Thursday, March 12, 2009

Behind The Curveatives

Harper is turning into a model of consistency. His rhetoric always demonstrates a clear disconnect from reality, as well as a complete inability to demonstrate any foresight. Instead of bracing Canadians, Harper choses to paint a "rosy" picture, that relies on unproven theories to "boast". Yesterday we heard leading economists question Harper's assertions about the Canadian economic rebound, even the argument that Canada could well come out of this recession AFTER the Americans. We also heard from Kevin Page, who argued that, depending on your measure, the Canadian economy is actually performing WORSE than the Americans. Today, two new forecasts for the economy, that completely contradict the Harper rhetoric, and official Conservative calculations, moving forward:
Canada is in for one of the toughest years in decades with massive job losses, plunging corporate profits and a severe contraction in national income, the Toronto-Dominion Bank says.

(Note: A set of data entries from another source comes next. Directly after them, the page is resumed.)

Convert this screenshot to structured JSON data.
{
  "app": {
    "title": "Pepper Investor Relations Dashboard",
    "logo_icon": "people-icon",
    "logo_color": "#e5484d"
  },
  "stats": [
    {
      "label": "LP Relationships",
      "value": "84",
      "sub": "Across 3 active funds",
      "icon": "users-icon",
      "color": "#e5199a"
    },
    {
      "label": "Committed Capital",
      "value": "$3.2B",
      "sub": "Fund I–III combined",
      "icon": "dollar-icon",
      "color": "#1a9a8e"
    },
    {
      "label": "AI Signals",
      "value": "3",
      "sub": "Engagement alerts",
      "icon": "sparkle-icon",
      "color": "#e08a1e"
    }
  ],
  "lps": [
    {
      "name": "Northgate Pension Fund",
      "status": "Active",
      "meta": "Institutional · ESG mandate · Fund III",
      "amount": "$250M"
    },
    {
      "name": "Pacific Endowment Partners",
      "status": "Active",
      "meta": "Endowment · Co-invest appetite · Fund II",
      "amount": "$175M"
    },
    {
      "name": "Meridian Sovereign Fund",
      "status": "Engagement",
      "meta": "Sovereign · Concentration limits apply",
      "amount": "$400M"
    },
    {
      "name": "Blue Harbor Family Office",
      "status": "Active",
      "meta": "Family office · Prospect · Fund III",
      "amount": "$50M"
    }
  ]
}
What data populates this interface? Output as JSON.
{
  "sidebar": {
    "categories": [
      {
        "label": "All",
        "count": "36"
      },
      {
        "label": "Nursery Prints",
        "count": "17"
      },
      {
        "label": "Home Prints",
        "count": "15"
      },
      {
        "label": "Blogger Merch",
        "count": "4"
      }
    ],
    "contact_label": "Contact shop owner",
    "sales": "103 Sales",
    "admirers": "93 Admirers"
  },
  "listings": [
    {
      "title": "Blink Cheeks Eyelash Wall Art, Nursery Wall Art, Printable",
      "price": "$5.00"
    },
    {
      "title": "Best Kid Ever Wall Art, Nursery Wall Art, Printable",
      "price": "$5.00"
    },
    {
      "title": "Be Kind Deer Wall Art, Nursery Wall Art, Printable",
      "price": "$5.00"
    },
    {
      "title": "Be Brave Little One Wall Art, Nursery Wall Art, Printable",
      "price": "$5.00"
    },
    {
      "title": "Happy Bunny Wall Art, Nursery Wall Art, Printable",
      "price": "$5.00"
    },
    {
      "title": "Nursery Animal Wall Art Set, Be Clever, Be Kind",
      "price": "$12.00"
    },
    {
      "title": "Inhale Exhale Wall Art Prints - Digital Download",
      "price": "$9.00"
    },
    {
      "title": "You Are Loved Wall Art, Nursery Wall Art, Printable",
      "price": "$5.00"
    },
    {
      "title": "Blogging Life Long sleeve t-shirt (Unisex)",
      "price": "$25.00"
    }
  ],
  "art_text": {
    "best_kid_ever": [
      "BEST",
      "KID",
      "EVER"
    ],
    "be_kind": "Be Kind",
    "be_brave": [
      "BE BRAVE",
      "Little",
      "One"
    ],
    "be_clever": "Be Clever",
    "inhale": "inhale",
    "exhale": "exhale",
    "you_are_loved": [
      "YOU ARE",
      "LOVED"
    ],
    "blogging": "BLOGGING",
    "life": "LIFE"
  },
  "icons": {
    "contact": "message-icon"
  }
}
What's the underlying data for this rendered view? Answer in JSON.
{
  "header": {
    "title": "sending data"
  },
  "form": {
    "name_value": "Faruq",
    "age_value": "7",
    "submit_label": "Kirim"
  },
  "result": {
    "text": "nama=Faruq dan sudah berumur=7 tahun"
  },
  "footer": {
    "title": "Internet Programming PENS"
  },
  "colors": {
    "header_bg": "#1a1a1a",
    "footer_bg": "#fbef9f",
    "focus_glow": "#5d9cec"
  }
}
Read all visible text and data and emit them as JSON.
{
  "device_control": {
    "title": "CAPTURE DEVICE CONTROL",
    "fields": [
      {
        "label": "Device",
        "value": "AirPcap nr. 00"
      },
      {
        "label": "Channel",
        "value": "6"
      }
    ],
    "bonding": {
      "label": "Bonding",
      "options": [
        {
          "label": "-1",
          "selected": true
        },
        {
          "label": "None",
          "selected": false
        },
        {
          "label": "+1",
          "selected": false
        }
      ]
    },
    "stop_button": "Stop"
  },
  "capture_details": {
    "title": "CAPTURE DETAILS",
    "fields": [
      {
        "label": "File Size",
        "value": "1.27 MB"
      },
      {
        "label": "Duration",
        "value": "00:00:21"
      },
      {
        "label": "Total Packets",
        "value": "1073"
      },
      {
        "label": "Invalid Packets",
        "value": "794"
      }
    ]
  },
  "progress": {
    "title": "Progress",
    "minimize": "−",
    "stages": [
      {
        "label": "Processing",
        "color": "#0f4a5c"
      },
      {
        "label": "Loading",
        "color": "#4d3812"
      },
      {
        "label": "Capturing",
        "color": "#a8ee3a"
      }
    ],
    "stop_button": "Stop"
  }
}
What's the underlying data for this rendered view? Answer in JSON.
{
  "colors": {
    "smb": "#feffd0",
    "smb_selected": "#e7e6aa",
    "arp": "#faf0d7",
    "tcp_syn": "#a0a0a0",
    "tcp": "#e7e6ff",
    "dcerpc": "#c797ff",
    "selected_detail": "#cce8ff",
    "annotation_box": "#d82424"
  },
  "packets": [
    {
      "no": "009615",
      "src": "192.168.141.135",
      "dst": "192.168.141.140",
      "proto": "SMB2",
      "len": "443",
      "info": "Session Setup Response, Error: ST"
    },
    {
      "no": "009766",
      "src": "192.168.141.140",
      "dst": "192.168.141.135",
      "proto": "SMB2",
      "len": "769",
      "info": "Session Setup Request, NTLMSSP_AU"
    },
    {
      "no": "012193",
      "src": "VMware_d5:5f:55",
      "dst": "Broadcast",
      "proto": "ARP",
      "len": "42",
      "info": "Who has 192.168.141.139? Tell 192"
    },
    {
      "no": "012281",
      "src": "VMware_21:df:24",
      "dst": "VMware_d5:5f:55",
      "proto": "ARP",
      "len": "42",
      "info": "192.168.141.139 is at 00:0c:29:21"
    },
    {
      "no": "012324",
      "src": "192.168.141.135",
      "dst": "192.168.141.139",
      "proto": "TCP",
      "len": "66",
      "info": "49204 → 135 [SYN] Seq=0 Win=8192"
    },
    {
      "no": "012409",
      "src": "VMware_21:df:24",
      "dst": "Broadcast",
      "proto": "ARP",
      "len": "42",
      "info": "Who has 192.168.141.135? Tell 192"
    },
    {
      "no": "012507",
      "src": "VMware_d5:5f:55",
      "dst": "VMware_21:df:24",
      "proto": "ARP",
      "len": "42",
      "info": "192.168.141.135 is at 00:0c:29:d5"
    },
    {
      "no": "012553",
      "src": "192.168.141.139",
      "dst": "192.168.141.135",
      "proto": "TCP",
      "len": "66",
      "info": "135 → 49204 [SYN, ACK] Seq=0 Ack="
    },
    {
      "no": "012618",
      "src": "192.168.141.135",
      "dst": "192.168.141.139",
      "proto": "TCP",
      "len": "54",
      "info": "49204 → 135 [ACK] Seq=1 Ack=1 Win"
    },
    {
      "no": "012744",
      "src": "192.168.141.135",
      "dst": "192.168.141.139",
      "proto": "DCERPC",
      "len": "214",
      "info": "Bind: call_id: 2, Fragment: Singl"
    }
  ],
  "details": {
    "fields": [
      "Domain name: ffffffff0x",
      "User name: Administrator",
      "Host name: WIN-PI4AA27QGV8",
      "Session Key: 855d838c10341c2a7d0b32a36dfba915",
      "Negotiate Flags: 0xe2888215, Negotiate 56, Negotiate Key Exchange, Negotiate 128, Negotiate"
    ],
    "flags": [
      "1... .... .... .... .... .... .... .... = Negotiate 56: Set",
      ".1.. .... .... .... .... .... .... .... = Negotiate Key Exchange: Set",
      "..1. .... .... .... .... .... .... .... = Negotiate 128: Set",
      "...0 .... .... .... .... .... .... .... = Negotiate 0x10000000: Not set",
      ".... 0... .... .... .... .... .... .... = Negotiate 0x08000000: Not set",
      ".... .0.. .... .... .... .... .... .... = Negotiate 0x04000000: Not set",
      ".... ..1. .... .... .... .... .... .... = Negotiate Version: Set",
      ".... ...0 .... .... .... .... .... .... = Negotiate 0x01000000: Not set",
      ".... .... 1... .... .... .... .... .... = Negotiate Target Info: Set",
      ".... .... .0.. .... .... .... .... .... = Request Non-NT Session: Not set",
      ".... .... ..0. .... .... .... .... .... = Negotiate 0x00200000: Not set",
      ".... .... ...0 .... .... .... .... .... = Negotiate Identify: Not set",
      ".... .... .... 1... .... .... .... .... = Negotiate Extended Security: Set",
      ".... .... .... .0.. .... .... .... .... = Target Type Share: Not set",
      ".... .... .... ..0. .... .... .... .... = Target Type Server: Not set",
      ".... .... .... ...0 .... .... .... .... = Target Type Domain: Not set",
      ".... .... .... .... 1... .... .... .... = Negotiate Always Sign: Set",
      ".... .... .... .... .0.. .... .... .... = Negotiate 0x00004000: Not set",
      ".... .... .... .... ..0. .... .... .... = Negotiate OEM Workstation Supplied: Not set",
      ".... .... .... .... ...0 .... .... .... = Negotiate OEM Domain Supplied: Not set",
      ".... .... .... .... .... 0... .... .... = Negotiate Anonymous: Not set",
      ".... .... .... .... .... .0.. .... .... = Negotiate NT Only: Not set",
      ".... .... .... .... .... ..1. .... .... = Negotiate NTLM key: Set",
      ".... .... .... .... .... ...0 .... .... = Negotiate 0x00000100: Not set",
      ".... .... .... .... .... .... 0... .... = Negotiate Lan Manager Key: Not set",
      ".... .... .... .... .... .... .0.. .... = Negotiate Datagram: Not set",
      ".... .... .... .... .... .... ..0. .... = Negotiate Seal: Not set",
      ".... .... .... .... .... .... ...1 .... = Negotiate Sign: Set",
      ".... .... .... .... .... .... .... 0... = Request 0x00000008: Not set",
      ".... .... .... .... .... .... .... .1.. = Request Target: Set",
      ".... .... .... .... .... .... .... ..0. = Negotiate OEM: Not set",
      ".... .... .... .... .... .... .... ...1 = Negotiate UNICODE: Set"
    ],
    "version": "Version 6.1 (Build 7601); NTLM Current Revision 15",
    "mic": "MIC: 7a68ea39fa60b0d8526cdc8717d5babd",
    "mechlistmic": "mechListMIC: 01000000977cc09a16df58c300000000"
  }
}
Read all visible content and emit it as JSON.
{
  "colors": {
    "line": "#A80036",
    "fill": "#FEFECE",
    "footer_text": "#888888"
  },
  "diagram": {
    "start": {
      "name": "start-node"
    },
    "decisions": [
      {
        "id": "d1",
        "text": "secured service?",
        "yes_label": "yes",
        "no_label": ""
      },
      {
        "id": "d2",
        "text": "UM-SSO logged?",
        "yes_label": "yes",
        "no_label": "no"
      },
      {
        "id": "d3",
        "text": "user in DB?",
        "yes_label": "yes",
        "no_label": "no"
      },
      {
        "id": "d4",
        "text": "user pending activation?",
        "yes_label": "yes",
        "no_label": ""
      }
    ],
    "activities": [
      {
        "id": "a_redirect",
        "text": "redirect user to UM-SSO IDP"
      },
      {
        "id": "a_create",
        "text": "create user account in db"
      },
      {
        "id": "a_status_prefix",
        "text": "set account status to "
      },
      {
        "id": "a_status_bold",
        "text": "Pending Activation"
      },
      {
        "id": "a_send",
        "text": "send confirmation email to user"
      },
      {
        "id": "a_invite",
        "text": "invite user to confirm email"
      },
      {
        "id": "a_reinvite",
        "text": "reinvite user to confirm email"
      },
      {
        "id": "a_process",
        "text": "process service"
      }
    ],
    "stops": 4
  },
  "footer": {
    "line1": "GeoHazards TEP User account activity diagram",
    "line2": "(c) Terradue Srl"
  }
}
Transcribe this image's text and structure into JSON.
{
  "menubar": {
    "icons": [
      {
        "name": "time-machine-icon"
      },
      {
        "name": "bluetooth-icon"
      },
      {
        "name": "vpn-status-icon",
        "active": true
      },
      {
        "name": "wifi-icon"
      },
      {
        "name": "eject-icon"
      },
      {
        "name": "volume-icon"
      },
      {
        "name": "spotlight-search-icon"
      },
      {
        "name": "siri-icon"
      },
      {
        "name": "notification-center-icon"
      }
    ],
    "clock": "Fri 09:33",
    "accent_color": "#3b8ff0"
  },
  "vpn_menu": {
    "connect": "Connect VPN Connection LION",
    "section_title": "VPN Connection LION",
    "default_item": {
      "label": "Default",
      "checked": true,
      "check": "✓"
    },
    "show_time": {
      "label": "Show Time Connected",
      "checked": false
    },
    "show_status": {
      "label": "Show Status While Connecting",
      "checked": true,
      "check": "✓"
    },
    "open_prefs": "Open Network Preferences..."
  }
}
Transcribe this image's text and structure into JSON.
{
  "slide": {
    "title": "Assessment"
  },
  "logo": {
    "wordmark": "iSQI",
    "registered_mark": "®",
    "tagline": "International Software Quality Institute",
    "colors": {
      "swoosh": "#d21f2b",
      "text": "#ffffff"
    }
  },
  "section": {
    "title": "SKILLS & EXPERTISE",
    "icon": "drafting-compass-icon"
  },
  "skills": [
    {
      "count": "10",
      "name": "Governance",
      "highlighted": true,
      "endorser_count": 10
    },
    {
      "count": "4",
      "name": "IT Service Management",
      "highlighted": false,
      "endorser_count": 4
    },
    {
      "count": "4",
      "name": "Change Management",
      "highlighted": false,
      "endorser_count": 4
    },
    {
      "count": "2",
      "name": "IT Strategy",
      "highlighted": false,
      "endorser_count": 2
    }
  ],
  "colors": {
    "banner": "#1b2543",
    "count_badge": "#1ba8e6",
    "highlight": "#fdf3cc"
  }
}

In one of the gloomiest economic outlooks of any major forecaster, the TD Bank rejects rosy forecasts by the federal government and the Bank of Canada for a painful, but short recession that has Canada bouncing back to health beginning in the second half of this year.

Rather, TD says, the recession will be painful and long.

"There is no doubt that 2009 will go down in the history books as one of the most difficult economic years for Canadians," says Beata Caranci, the bank's director of economic forecasting.

And Canada won't return to a "normal, steady state" for at least five years, says Caranci.

The bank estimates that the recession will result in 583,000 Canadians losing their jobs, more than the 462,000 that were thrown onto the unemployment rolls during the 1990-91 recession.

I suspected Harper's speech earlier this week might become a "mission accomplished" moment. What we are seeing, mere hours after the Harper view presented, that once again this government is entirely behind the economic curve. Real leadership requires honest assessments (we've seen this stateside), because we you misread the situation, you are ill prepared to react quickly, instead forever playing catchup. I'll make my own prediction, Harper's words are going to bite him in the ass.

More tomorrow, when the unemployment numbers come out...


cls said...

Harper strikes me as someone who is deeply cynical about his fellow citizens' intelligence. He repeatedly leaves the impression that if he can 'spin' something long enough he can sell coals to Newcastle. In the short run he may be right, but surely a glance south shows that even master spinners eventually have reality bite them.

Steve V said...

I think it's all predicated on apathy. The strategy assumes nobody is paying close attention, so you can re-invent yourself constantly. It's worked so far, so...

RuralSandi said...

"Stephen [Harper] had difficulty accepting that there might be a few other people (not many, perhaps, but a few) who were as smart as he was with respect to policy and strategy."

- Former Reform Party founder and leader Preston Manning on Stephen Harper in his memoirs.